Question Bank

Unit 7

1. Methods of projection?

Ans –

Following four methods of projection are commonly used,

1) Orthographic projection.

2) Isometric projection.

3) Oblique projection.

4) Perspective projection.

2. What is dimetric and trimetric projections?

Ans –

Dimetric projection involvesthe use of two different scales. The simplest is isometric,which uses a single scale for all axes. Trimetric projection isthe mostinvolved of the three and uses three different scalesfor measurement. Figure illustrates the differences in scalebetween isometric, diametric, and trimetric drawings.

3. What is perspective view from a picture plane?

Ans –

The perspective will show the object reduced in size when it is

Placed behind the picture plane.
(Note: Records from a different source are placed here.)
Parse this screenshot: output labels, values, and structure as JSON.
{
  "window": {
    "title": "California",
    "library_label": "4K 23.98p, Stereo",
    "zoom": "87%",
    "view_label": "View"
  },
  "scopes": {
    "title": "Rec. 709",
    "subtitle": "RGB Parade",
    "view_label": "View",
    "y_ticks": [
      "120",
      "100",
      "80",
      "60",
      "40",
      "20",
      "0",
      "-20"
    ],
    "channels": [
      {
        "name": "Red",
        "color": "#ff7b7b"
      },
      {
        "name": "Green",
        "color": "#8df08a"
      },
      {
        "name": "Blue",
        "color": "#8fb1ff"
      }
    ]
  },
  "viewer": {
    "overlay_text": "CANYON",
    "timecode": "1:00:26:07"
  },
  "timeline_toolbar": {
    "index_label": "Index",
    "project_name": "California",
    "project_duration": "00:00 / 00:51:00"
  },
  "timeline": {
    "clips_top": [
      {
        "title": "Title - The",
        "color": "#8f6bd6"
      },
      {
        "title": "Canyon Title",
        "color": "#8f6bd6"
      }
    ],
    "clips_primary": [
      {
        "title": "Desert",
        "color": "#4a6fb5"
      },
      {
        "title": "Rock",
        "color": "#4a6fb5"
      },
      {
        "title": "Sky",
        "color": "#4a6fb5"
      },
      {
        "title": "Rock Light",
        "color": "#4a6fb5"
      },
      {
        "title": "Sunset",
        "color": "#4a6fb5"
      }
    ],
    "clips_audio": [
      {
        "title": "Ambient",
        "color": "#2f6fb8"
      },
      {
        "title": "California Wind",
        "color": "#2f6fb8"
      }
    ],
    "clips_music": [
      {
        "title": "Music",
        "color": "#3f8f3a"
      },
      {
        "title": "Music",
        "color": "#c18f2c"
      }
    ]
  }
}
If the object is moved nearer the picture plane,

The size of the perspective will increase. When the picture plane coincides with theobject, the perspective of the object will be of its exact size. When the object isplaced in front of the picture plane, its perspective, when projected back, will showthe object enlarged in size.

In fig. 1(i), the line AB is behind the picture plane. Its perspective A'B' is

Shorter than AB. In fig. 1(ii), AB is in the picture plane; its perspective A'B' is

Equal to AB and coincides with it. Fig. 1(iii) shows the line AB placed in front

Of the picture plane; when projected back on the picture plane, its perspective A 'B'is longer than AB.

4. What is full sectional view?

Ans –

A full section is drawn when the cutting plane extends completely through the object, usually along a center plane as shown in Figure 3. The object shown in Figure 3 could have used two full sections to further clarify hidden features. In such a case, the cutting planes and related views are labelled (see Figure 3). The cutting-plane line can be omitted when the relationship between views is obvious. Confirm this practice with your instructor or employer. It is normally best to show the cutting-plane line for clarity.

Figure 3